On completion of repairs she took passage to the Clyde, arriving on October 29th she was allocated to Western Approaches Command and embarked the squadron maintenance personnel of her latest squadron in preparation for beginning a work up in the Clyde training areas. On November 6th she embarked the aircraft of 835 composite naval air squadron equipped with 9 Swordfish & 6 Sea Hurricanes. Flying operations during the work up resulted in four damaged aircraft; on the 25th Sea Hurricane BW886 came in for a fast landing, bounced and stalled, finally stopping wham it's starboard oleo collapsed. The following day saw two Swordfish damaged, when LS243 collided with HS612 while taxying on the flight deck, on the 28th, the last day of flying Swordfish LS457 suffered a deck landing accident.
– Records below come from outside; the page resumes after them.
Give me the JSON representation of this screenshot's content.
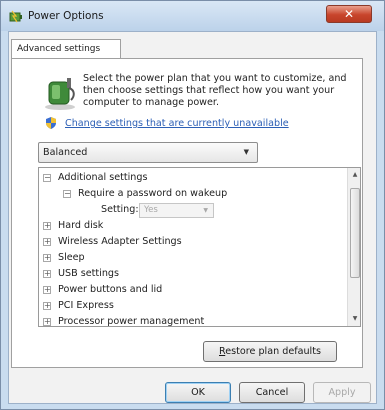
{
  "window": {
    "title": "Power Options",
    "close_glyph": "✕"
  },
  "tab": {
    "label": "Advanced settings"
  },
  "intro": {
    "line1": "Select the power plan that you want to customize, and",
    "line2": "then choose settings that reflect how you want your",
    "line3": "computer to manage power.",
    "link": "Change settings that are currently unavailable"
  },
  "plan_select": {
    "value": "Balanced"
  },
  "tree": {
    "additional_settings": "Additional settings",
    "require_password": "Require a password on wakeup",
    "setting_label": "Setting:",
    "setting_value": "Yes",
    "items": [
      "Hard disk",
      "Wireless Adapter Settings",
      "Sleep",
      "USB settings",
      "Power buttons and lid",
      "PCI Express",
      "Processor power management"
    ],
    "expand_glyph": "+",
    "collapse_glyph": "−"
  },
  "buttons": {
    "restore_defaults": "Restore plan defaults",
    "restore_access_key": "R",
    "ok": "OK",
    "cancel": "Cancel",
    "apply": "Apply"
  },
  "icons": {
    "window_icon": "power-options-icon",
    "plan_icon": "battery-plug-icon",
    "shield_icon": "uac-shield-icon"
  },
  "colors": {
    "link": "#2c5fb5",
    "title_bar": "#bcd2ea",
    "close_button": "#c8452c"
  }
}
Her work up program complete 835 departed for RNAS Eglinton, Northern Ireland and CHASER returned to the Clyde for a further period of defect rectification in commercial shipyard on November 29th.
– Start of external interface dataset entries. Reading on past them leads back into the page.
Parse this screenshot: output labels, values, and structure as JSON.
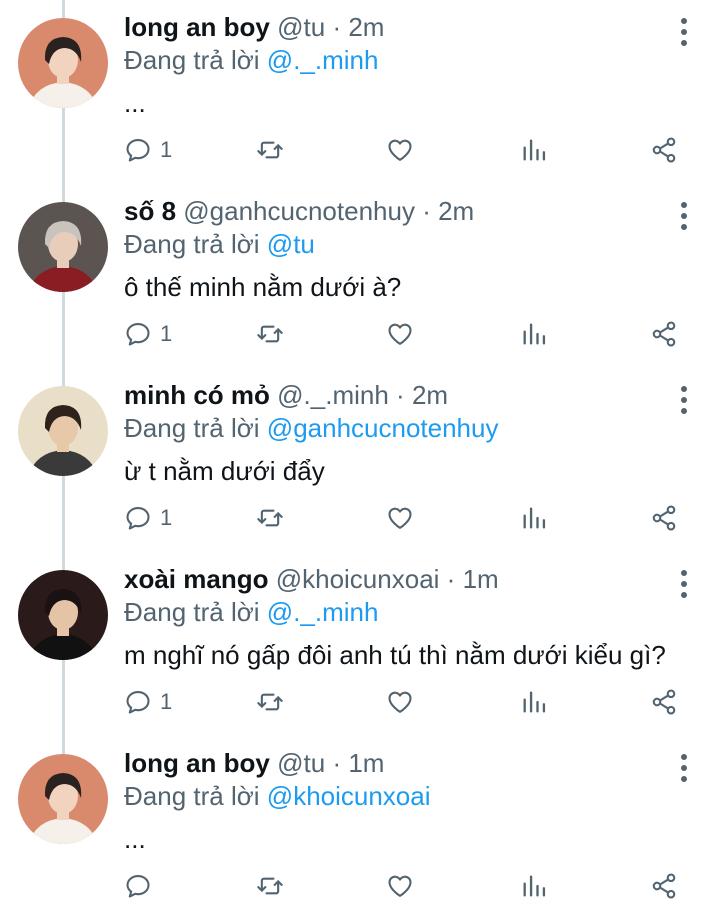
{
  "thread": [
    {
      "name": "long an boy",
      "handle": "@tu",
      "separator": "·",
      "time": "2m",
      "reply_prefix": "Đang trả lời",
      "reply_to": "@._.minh",
      "text": "...",
      "reply_count": "1",
      "avatar_colors": {
        "bg": "#d98a6c",
        "hair": "#2a2220",
        "skin": "#f1d3bf",
        "shirt": "#f5f0ea"
      }
    },
    {
      "name": "số 8",
      "handle": "@ganhcucnotenhuy",
      "separator": "·",
      "time": "2m",
      "reply_prefix": "Đang trả lời",
      "reply_to": "@tu",
      "text": "ô thế minh nằm dưới à?",
      "reply_count": "1",
      "avatar_colors": {
        "bg": "#5b5450",
        "hair": "#c9c3bd",
        "skin": "#e8cdbb",
        "shirt": "#8a1d24"
      }
    },
    {
      "name": "minh có mỏ",
      "handle": "@._.minh",
      "separator": "·",
      "time": "2m",
      "reply_prefix": "Đang trả lời",
      "reply_to": "@ganhcucnotenhuy",
      "text": "ừ t nằm dưới đẩy",
      "reply_count": "1",
      "avatar_colors": {
        "bg": "#e9dfc8",
        "hair": "#2d231c",
        "skin": "#e7c8a8",
        "shirt": "#3a3a3a"
      }
    },
    {
      "name": "xoài mango",
      "handle": "@khoicunxoai",
      "separator": "·",
      "time": "1m",
      "reply_prefix": "Đang trả lời",
      "reply_to": "@._.minh",
      "text": "m nghĩ nó gấp đôi anh tú thì nằm dưới kiểu gì?",
      "reply_count": "1",
      "avatar_colors": {
        "bg": "#2b1a1a",
        "hair": "#1a1212",
        "skin": "#e5c3a6",
        "shirt": "#111111"
      }
    },
    {
      "name": "long an boy",
      "handle": "@tu",
      "separator": "·",
      "time": "1m",
      "reply_prefix": "Đang trả lời",
      "reply_to": "@khoicunxoai",
      "text": "...",
      "reply_count": "",
      "avatar_colors": {
        "bg": "#d98a6c",
        "hair": "#2a2220",
        "skin": "#f1d3bf",
        "shirt": "#f5f0ea"
      }
    }
  ],
  "icons": {
    "reply": "reply-icon",
    "retweet": "retweet-icon",
    "like": "heart-icon",
    "views": "views-icon",
    "share": "share-icon",
    "more": "more-vertical-icon"
  },
  "colors": {
    "mention": "#1d9bf0",
    "secondary": "#536471",
    "thread_line": "#cfd9de"
  }
}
Her repairs were to take until mid January 1944 to complete, on returning to active duty CHASER was allocated to trade protection duties on the Russian convoy route, She embarked the 22 aircraft and personnel of 816 composite naval air squadron, 9 Swordfish and 5 Wildcat, from RNAS Donibristle on January 19th and proceeded to Scapa Flow. The aircraft of 816 were put ashore to RNAS Hatston on February 12 but re-embarked the 16th.
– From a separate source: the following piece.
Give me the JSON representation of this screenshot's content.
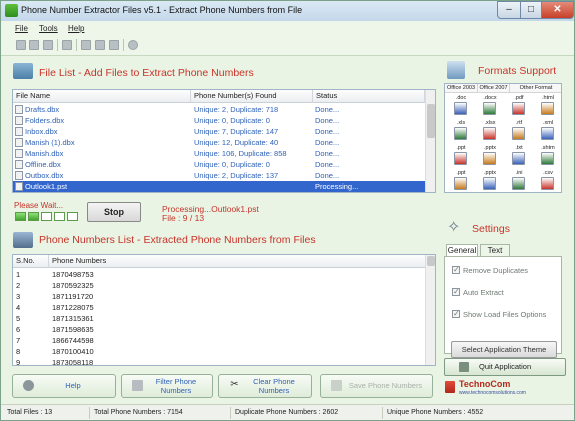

HMS CHASER sailed from Scapa Flow on the 21st for to join convoy JW57 escorted by the Destroyers WANDERER and WATCHMAN, and the Frigates BYRON and STRULE. This was code named Operation "FX", the escorting of 42 merchant ships to North Russia. CHASER and her escort joined JW57 the following day and were deployed in Position 63. The sea was rough with frequent snowstorms and very low temperatures which caused problems, but despite this the Swordfish managed to maintained anti-submarine patrols.

 

 

A fuller account of this ships history will be added at some time in the future.

 

 

Returned to US Navy 12 May 1946, stricken for disposal 3 July 1946. Sold into merchant service 20 Dec 1946 as Aagtekerk. Renamed E Yung 1967. Burned and run ashore at Kaohsiung, Taiwan 20 Dec 1972 (or sank 4 December 1973; records are unclear); hulk scrapped in Taiwan in 1973.

 

HMS CHASER at Sydney. Australia wearing the pennant number R306 which she wore during her service with the British Pacific Fleet during 1945.. Photo courtesy Mr. Paul Silverstone

 

 

 

Content revised: 17 April 2017

 

Sources used in compiling this account:

Click here for a list of Primary sources

 

Additional sources:

Fold3.com various documents including;

Admiralty War Diaries

Norfolk Navy Yard War Diaries

Mew York Navy Yard War Diaries

Miscellaneous documents


Home page | go to the top

 

   
 

Comments

No comments yet.

Add Comment

 

  Click to refresh the page after posting your comment or to hide the form